[This article is adapted from a talk presented at the Houston Mises Circle, January 24, 2015.]
Presumably everyone in this room, or virtually everyone, is here today because you have some interest in the topic of secession. You may be interested in it as an abstract concept or as a viable possibility for escaping a federal government that Americans now fear and distrust in unprecedented numbers.
As Mises wrote in 1927:
The situation of having to belong to a state to which one does not wish to belong is no less onerous if it is the result of an election than if one must endure it as the consequence of a military conquest.
I’m sure this sentiment is shared by many of you. Mises understood that mass democracy was no substitute for liberal society, but rather the enemy of it. Of course he was right: nearly 100 years later, we have been conquered and occupied by the state and its phony veneer of democratic elections. The federal government is now the putative ruler of nearly every aspect of life in America.
That’s why we’re here today entertaining the audacious idea of secession – an idea Mises elevated to a defining principle of classical liberalism.
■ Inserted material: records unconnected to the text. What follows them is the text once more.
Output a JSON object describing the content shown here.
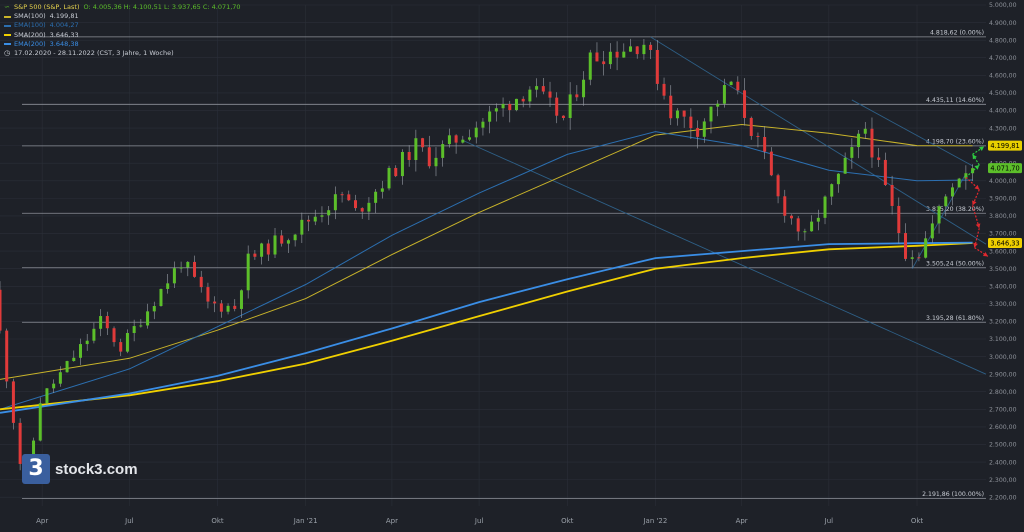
{
  "header": {
    "title": "S&P 500 (S&P, Last)",
    "ohlc": "O: 4.005,36  H: 4.100,51  L: 3.937,65  C: 4.071,70",
    "period": "17.02.2020 - 28.11.2022  (CST, 3 Jahre, 1 Woche)"
  },
  "legend": [
    {
      "label": "SMA(100)",
      "value": "4.199,81",
      "color": "#c9b42a"
    },
    {
      "label": "EMA(100)",
      "value": "4.004,27",
      "color": "#2c6fb0"
    },
    {
      "label": "SMA(200)",
      "value": "3.646,33",
      "color": "#f0d000"
    },
    {
      "label": "EMA(200)",
      "value": "3.648,38",
      "color": "#3a8ee6"
    }
  ],
  "logo": {
    "mark": "3",
    "text": "stock3.com"
  },
  "colors": {
    "background": "#1e2128",
    "grid": "#2b2f38",
    "fib": "#8d9199",
    "up": "#5cbf2a",
    "down": "#e03a3a",
    "sma100": "#c9b42a",
    "ema100": "#2c6fb0",
    "sma200": "#f0d000",
    "ema200": "#3a8ee6",
    "trend": "#2e5f86"
  },
  "chart_data": {
    "type": "candlestick",
    "y_range": [
      2150,
      5000
    ],
    "y_ticks": [
      "5.000,00",
      "4.900,00",
      "4.800,00",
      "4.700,00",
      "4.600,00",
      "4.500,00",
      "4.400,00",
      "4.300,00",
      "4.200,00",
      "4.100,00",
      "4.000,00",
      "3.900,00",
      "3.800,00",
      "3.700,00",
      "3.600,00",
      "3.500,00",
      "3.400,00",
      "3.300,00",
      "3.200,00",
      "3.100,00",
      "3.000,00",
      "2.900,00",
      "2.800,00",
      "2.700,00",
      "2.600,00",
      "2.500,00",
      "2.400,00",
      "2.300,00",
      "2.200,00"
    ],
    "y_tick_values": [
      5000,
      4900,
      4800,
      4700,
      4600,
      4500,
      4400,
      4300,
      4200,
      4100,
      4000,
      3900,
      3800,
      3700,
      3600,
      3500,
      3400,
      3300,
      3200,
      3100,
      3000,
      2900,
      2800,
      2700,
      2600,
      2500,
      2400,
      2300,
      2200
    ],
    "x_range": [
      "2020-02-17",
      "2022-12-12"
    ],
    "x_labels": [
      {
        "date": "2020-04-01",
        "label": "Apr"
      },
      {
        "date": "2020-07-01",
        "label": "Jul"
      },
      {
        "date": "2020-10-01",
        "label": "Okt"
      },
      {
        "date": "2021-01-01",
        "label": "Jan '21"
      },
      {
        "date": "2021-04-01",
        "label": "Apr"
      },
      {
        "date": "2021-07-01",
        "label": "Jul"
      },
      {
        "date": "2021-10-01",
        "label": "Okt"
      },
      {
        "date": "2022-01-01",
        "label": "Jan '22"
      },
      {
        "date": "2022-04-01",
        "label": "Apr"
      },
      {
        "date": "2022-07-01",
        "label": "Jul"
      },
      {
        "date": "2022-10-01",
        "label": "Okt"
      }
    ],
    "fib_levels": [
      {
        "value": 4818.62,
        "label": "4.818,62 (0.00%)"
      },
      {
        "value": 4435.11,
        "label": "4.435,11 (14.60%)"
      },
      {
        "value": 4198.7,
        "label": "4.198,70 (23.60%)"
      },
      {
        "value": 3815.2,
        "label": "3.815,20 (38.20%)"
      },
      {
        "value": 3505.24,
        "label": "3.505,24 (50.00%)"
      },
      {
        "value": 3195.28,
        "label": "3.195,28 (61.80%)"
      },
      {
        "value": 2191.86,
        "label": "2.191,86 (100.00%)"
      }
    ],
    "price_tags": [
      {
        "value": 4199.81,
        "label": "4.199,81",
        "color": "#e8d000",
        "text_color": "#000000"
      },
      {
        "value": 4071.7,
        "label": "4.071,70",
        "color": "#5cbf2a",
        "text_color": "#000000"
      },
      {
        "value": 3646.33,
        "label": "3.646,33",
        "color": "#f0d000",
        "text_color": "#000000"
      }
    ],
    "anchors": [
      {
        "date": "2020-02-17",
        "value": 3380
      },
      {
        "date": "2020-03-16",
        "value": 2400
      },
      {
        "date": "2020-03-23",
        "value": 2300
      },
      {
        "date": "2020-04-06",
        "value": 2750
      },
      {
        "date": "2020-06-08",
        "value": 3200
      },
      {
        "date": "2020-06-29",
        "value": 3050
      },
      {
        "date": "2020-09-01",
        "value": 3550
      },
      {
        "date": "2020-09-28",
        "value": 3300
      },
      {
        "date": "2020-10-26",
        "value": 3280
      },
      {
        "date": "2020-11-09",
        "value": 3550
      },
      {
        "date": "2021-01-04",
        "value": 3750
      },
      {
        "date": "2021-02-15",
        "value": 3920
      },
      {
        "date": "2021-03-01",
        "value": 3820
      },
      {
        "date": "2021-05-03",
        "value": 4200
      },
      {
        "date": "2021-05-17",
        "value": 4130
      },
      {
        "date": "2021-08-30",
        "value": 4530
      },
      {
        "date": "2021-10-04",
        "value": 4350
      },
      {
        "date": "2021-11-01",
        "value": 4700
      },
      {
        "date": "2021-12-27",
        "value": 4790
      },
      {
        "date": "2022-01-24",
        "value": 4400
      },
      {
        "date": "2022-02-21",
        "value": 4300
      },
      {
        "date": "2022-03-28",
        "value": 4560
      },
      {
        "date": "2022-05-02",
        "value": 4120
      },
      {
        "date": "2022-05-16",
        "value": 3900
      },
      {
        "date": "2022-06-13",
        "value": 3670
      },
      {
        "date": "2022-08-15",
        "value": 4300
      },
      {
        "date": "2022-09-26",
        "value": 3600
      },
      {
        "date": "2022-10-10",
        "value": 3590
      },
      {
        "date": "2022-11-14",
        "value": 3990
      },
      {
        "date": "2022-11-28",
        "value": 4071.7
      }
    ],
    "lines": [
      {
        "name": "SMA(100)",
        "color": "#c9b42a",
        "width": 1,
        "points": [
          {
            "date": "2020-02-17",
            "value": 2870
          },
          {
            "date": "2020-07-01",
            "value": 2990
          },
          {
            "date": "2020-10-01",
            "value": 3150
          },
          {
            "date": "2021-01-01",
            "value": 3330
          },
          {
            "date": "2021-04-01",
            "value": 3580
          },
          {
            "date": "2021-07-01",
            "value": 3820
          },
          {
            "date": "2021-10-01",
            "value": 4040
          },
          {
            "date": "2022-01-01",
            "value": 4260
          },
          {
            "date": "2022-04-01",
            "value": 4320
          },
          {
            "date": "2022-07-01",
            "value": 4270
          },
          {
            "date": "2022-10-01",
            "value": 4200
          },
          {
            "date": "2022-11-28",
            "value": 4199.81
          }
        ]
      },
      {
        "name": "EMA(100)",
        "color": "#2c6fb0",
        "width": 1,
        "points": [
          {
            "date": "2020-02-17",
            "value": 2700
          },
          {
            "date": "2020-07-01",
            "value": 2930
          },
          {
            "date": "2020-10-01",
            "value": 3170
          },
          {
            "date": "2021-01-01",
            "value": 3410
          },
          {
            "date": "2021-04-01",
            "value": 3690
          },
          {
            "date": "2021-07-01",
            "value": 3930
          },
          {
            "date": "2021-10-01",
            "value": 4150
          },
          {
            "date": "2022-01-01",
            "value": 4280
          },
          {
            "date": "2022-04-01",
            "value": 4200
          },
          {
            "date": "2022-07-01",
            "value": 4060
          },
          {
            "date": "2022-10-01",
            "value": 4000
          },
          {
            "date": "2022-11-28",
            "value": 4004.27
          }
        ]
      },
      {
        "name": "SMA(200)",
        "color": "#f0d000",
        "width": 1.8,
        "points": [
          {
            "date": "2020-02-17",
            "value": 2700
          },
          {
            "date": "2020-07-01",
            "value": 2780
          },
          {
            "date": "2020-10-01",
            "value": 2860
          },
          {
            "date": "2021-01-01",
            "value": 2960
          },
          {
            "date": "2021-04-01",
            "value": 3090
          },
          {
            "date": "2021-07-01",
            "value": 3230
          },
          {
            "date": "2021-10-01",
            "value": 3370
          },
          {
            "date": "2022-01-01",
            "value": 3500
          },
          {
            "date": "2022-04-01",
            "value": 3560
          },
          {
            "date": "2022-07-01",
            "value": 3610
          },
          {
            "date": "2022-10-01",
            "value": 3630
          },
          {
            "date": "2022-11-28",
            "value": 3646.33
          }
        ]
      },
      {
        "name": "EMA(200)",
        "color": "#3a8ee6",
        "width": 1.8,
        "points": [
          {
            "date": "2020-02-17",
            "value": 2680
          },
          {
            "date": "2020-07-01",
            "value": 2790
          },
          {
            "date": "2020-10-01",
            "value": 2890
          },
          {
            "date": "2021-01-01",
            "value": 3020
          },
          {
            "date": "2021-04-01",
            "value": 3160
          },
          {
            "date": "2021-07-01",
            "value": 3310
          },
          {
            "date": "2021-10-01",
            "value": 3440
          },
          {
            "date": "2022-01-01",
            "value": 3560
          },
          {
            "date": "2022-04-01",
            "value": 3600
          },
          {
            "date": "2022-07-01",
            "value": 3640
          },
          {
            "date": "2022-10-01",
            "value": 3645
          },
          {
            "date": "2022-11-28",
            "value": 3648.38
          }
        ]
      }
    ],
    "trend_lines": [
      {
        "from": {
          "date": "2021-12-27",
          "value": 4818
        },
        "to": {
          "date": "2022-12-12",
          "value": 3640
        }
      },
      {
        "from": {
          "date": "2021-06-14",
          "value": 4230
        },
        "to": {
          "date": "2022-12-12",
          "value": 2900
        }
      },
      {
        "from": {
          "date": "2022-09-26",
          "value": 3500
        },
        "to": {
          "date": "2022-11-21",
          "value": 4040
        }
      },
      {
        "from": {
          "date": "2022-07-25",
          "value": 4460
        },
        "to": {
          "date": "2022-11-28",
          "value": 4085
        }
      }
    ],
    "scenario_up": [
      {
        "from": {
          "date": "2022-11-21",
          "value": 4020
        },
        "to": {
          "date": "2022-12-05",
          "value": 4090
        }
      },
      {
        "from": {
          "date": "2022-12-05",
          "value": 4090
        },
        "to": {
          "date": "2022-11-28",
          "value": 4150
        }
      },
      {
        "from": {
          "date": "2022-11-28",
          "value": 4150
        },
        "to": {
          "date": "2022-12-10",
          "value": 4195
        }
      }
    ],
    "scenario_down": [
      {
        "from": {
          "date": "2022-11-21",
          "value": 4020
        },
        "to": {
          "date": "2022-12-05",
          "value": 3950
        }
      },
      {
        "from": {
          "date": "2022-12-05",
          "value": 3950
        },
        "to": {
          "date": "2022-11-28",
          "value": 3860
        }
      },
      {
        "from": {
          "date": "2022-11-28",
          "value": 3860
        },
        "to": {
          "date": "2022-12-05",
          "value": 3730
        }
      },
      {
        "from": {
          "date": "2022-12-05",
          "value": 3730
        },
        "to": {
          "date": "2022-11-30",
          "value": 3620
        }
      },
      {
        "from": {
          "date": "2022-11-30",
          "value": 3620
        },
        "to": {
          "date": "2022-12-14",
          "value": 3570
        }
      }
    ]
  }
}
This post was published at Ludwig von Mises Institute on JANUARY 30, 2015.